··· DATA SHOWN

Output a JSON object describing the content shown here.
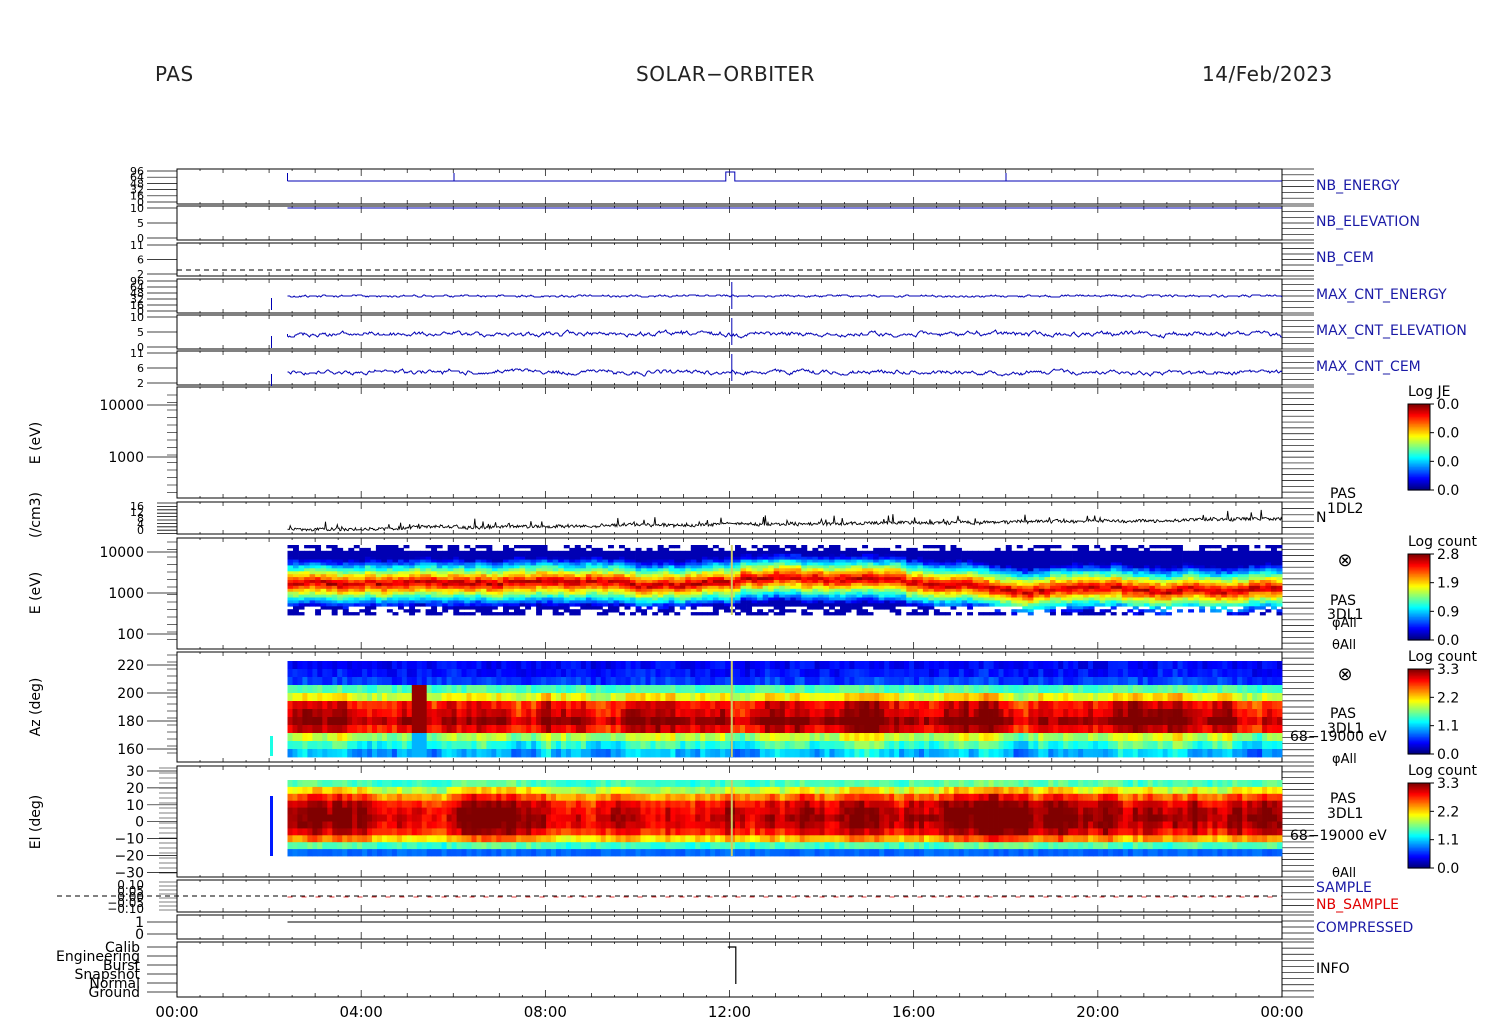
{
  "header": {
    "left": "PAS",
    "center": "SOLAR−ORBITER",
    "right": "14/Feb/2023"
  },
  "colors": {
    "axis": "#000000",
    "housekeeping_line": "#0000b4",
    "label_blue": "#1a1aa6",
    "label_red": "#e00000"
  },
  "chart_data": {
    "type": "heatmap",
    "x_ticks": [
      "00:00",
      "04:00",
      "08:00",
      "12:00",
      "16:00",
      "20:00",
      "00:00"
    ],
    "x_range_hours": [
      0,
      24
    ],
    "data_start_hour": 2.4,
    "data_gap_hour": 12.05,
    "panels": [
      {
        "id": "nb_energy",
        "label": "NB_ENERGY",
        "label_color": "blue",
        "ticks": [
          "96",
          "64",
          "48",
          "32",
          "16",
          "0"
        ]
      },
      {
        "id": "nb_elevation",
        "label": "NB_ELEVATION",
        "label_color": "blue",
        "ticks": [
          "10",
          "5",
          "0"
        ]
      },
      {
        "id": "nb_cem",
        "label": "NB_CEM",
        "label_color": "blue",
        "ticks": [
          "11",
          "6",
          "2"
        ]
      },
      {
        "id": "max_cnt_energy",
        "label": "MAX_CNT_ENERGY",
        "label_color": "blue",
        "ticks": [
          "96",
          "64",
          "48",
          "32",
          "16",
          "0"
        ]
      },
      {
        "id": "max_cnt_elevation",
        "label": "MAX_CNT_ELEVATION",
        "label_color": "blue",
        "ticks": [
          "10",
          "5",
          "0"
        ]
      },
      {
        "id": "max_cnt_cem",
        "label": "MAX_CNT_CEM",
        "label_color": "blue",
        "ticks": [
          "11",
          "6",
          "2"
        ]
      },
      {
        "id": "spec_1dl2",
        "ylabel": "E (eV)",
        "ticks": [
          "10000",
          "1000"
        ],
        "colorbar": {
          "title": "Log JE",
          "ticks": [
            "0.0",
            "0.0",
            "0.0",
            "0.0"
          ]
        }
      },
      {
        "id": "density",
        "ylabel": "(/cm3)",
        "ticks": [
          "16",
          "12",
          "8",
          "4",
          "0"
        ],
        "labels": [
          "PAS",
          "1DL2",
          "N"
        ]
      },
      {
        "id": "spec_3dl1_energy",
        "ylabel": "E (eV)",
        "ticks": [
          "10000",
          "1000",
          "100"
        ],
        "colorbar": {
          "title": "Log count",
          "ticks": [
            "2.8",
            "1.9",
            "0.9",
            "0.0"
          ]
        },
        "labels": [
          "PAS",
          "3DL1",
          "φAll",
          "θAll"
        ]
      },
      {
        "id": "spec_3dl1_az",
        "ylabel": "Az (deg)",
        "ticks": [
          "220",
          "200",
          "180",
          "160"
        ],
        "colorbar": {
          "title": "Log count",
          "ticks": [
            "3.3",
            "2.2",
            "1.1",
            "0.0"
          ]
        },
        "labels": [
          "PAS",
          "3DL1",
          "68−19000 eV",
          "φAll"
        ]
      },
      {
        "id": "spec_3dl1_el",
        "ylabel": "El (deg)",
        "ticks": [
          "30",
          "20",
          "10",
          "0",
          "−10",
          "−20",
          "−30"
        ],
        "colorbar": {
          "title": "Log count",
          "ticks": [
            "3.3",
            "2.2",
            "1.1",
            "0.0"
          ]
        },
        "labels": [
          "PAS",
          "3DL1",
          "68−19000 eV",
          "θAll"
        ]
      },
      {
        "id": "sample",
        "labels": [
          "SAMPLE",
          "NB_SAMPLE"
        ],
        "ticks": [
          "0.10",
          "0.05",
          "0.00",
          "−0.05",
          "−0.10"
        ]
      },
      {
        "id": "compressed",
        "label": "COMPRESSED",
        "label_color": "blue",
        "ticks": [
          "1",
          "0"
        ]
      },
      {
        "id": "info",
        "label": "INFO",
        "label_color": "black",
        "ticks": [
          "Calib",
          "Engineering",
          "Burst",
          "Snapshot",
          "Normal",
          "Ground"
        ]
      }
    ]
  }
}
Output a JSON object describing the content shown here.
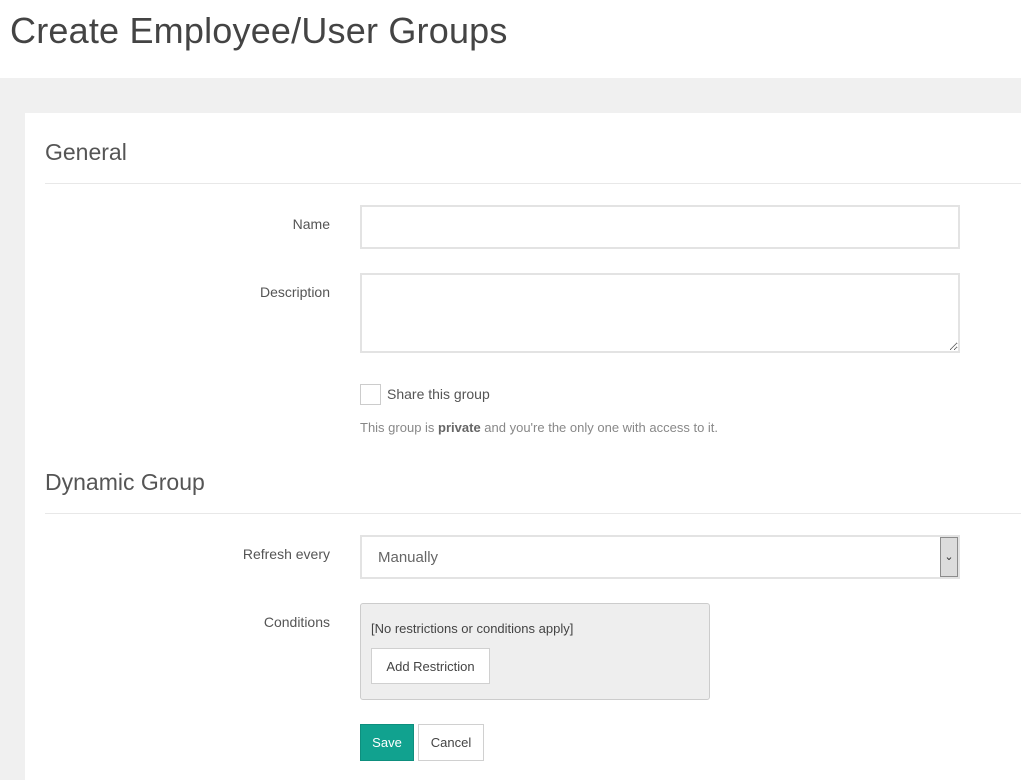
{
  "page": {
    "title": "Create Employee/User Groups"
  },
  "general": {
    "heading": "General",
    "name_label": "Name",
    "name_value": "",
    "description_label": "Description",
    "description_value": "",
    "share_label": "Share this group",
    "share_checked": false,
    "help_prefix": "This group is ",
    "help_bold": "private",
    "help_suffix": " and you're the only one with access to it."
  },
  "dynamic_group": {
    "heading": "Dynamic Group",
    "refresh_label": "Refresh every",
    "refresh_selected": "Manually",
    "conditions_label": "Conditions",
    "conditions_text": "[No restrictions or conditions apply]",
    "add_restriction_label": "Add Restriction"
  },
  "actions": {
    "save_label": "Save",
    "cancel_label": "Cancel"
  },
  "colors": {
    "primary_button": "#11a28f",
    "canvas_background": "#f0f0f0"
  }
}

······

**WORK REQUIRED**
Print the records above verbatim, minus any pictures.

**TASK ANSWER**
Output a JSON object describing the content shown here.
{
  "header": {
    "left": "PAS",
    "center": "SOLAR−ORBITER",
    "right": "14/Feb/2023"
  },
  "colors": {
    "axis": "#000000",
    "housekeeping_line": "#0000b4",
    "label_blue": "#1a1aa6",
    "label_red": "#e00000"
  },
  "chart_data": {
    "type": "heatmap",
    "x_ticks": [
      "00:00",
      "04:00",
      "08:00",
      "12:00",
      "16:00",
      "20:00",
      "00:00"
    ],
    "x_range_hours": [
      0,
      24
    ],
    "data_start_hour": 2.4,
    "data_gap_hour": 12.05,
    "panels": [
      {
        "id": "nb_energy",
        "label": "NB_ENERGY",
        "label_color": "blue",
        "ticks": [
          "96",
          "64",
          "48",
          "32",
          "16",
          "0"
        ]
      },
      {
        "id": "nb_elevation",
        "label": "NB_ELEVATION",
        "label_color": "blue",
        "ticks": [
          "10",
          "5",
          "0"
        ]
      },
      {
        "id": "nb_cem",
        "label": "NB_CEM",
        "label_color": "blue",
        "ticks": [
          "11",
          "6",
          "2"
        ]
      },
      {
        "id": "max_cnt_energy",
        "label": "MAX_CNT_ENERGY",
        "label_color": "blue",
        "ticks": [
          "96",
          "64",
          "48",
          "32",
          "16",
          "0"
        ]
      },
      {
        "id": "max_cnt_elevation",
        "label": "MAX_CNT_ELEVATION",
        "label_color": "blue",
        "ticks": [
          "10",
          "5",
          "0"
        ]
      },
      {
        "id": "max_cnt_cem",
        "label": "MAX_CNT_CEM",
        "label_color": "blue",
        "ticks": [
          "11",
          "6",
          "2"
        ]
      },
      {
        "id": "spec_1dl2",
        "ylabel": "E (eV)",
        "ticks": [
          "10000",
          "1000"
        ],
        "colorbar": {
          "title": "Log JE",
          "ticks": [
            "0.0",
            "0.0",
            "0.0",
            "0.0"
          ]
        }
      },
      {
        "id": "density",
        "ylabel": "(/cm3)",
        "ticks": [
          "16",
          "12",
          "8",
          "4",
          "0"
        ],
        "labels": [
          "PAS",
          "1DL2",
          "N"
        ]
      },
      {
        "id": "spec_3dl1_energy",
        "ylabel": "E (eV)",
        "ticks": [
          "10000",
          "1000",
          "100"
        ],
        "colorbar": {
          "title": "Log count",
          "ticks": [
            "2.8",
            "1.9",
            "0.9",
            "0.0"
          ]
        },
        "labels": [
          "PAS",
          "3DL1",
          "φAll",
          "θAll"
        ]
      },
      {
        "id": "spec_3dl1_az",
        "ylabel": "Az (deg)",
        "ticks": [
          "220",
          "200",
          "180",
          "160"
        ],
        "colorbar": {
          "title": "Log count",
          "ticks": [
            "3.3",
            "2.2",
            "1.1",
            "0.0"
          ]
        },
        "labels": [
          "PAS",
          "3DL1",
          "68−19000 eV",
          "φAll"
        ]
      },
      {
        "id": "spec_3dl1_el",
        "ylabel": "El (deg)",
        "ticks": [
          "30",
          "20",
          "10",
          "0",
          "−10",
          "−20",
          "−30"
        ],
        "colorbar": {
          "title": "Log count",
          "ticks": [
            "3.3",
            "2.2",
            "1.1",
            "0.0"
          ]
        },
        "labels": [
          "PAS",
          "3DL1",
          "68−19000 eV",
          "θAll"
        ]
      },
      {
        "id": "sample",
        "labels": [
          "SAMPLE",
          "NB_SAMPLE"
        ],
        "ticks": [
          "0.10",
          "0.05",
          "0.00",
          "−0.05",
          "−0.10"
        ]
      },
      {
        "id": "compressed",
        "label": "COMPRESSED",
        "label_color": "blue",
        "ticks": [
          "1",
          "0"
        ]
      },
      {
        "id": "info",
        "label": "INFO",
        "label_color": "black",
        "ticks": [
          "Calib",
          "Engineering",
          "Burst",
          "Snapshot",
          "Normal",
          "Ground"
        ]
      }
    ]
  }
}
Output a JSON object describing the content shown here.
{
  "page": {
    "title": "Create Employee/User Groups"
  },
  "general": {
    "heading": "General",
    "name_label": "Name",
    "name_value": "",
    "description_label": "Description",
    "description_value": "",
    "share_label": "Share this group",
    "share_checked": false,
    "help_prefix": "This group is ",
    "help_bold": "private",
    "help_suffix": " and you're the only one with access to it."
  },
  "dynamic_group": {
    "heading": "Dynamic Group",
    "refresh_label": "Refresh every",
    "refresh_selected": "Manually",
    "conditions_label": "Conditions",
    "conditions_text": "[No restrictions or conditions apply]",
    "add_restriction_label": "Add Restriction"
  },
  "actions": {
    "save_label": "Save",
    "cancel_label": "Cancel"
  },
  "colors": {
    "primary_button": "#11a28f",
    "canvas_background": "#f0f0f0"
  }
}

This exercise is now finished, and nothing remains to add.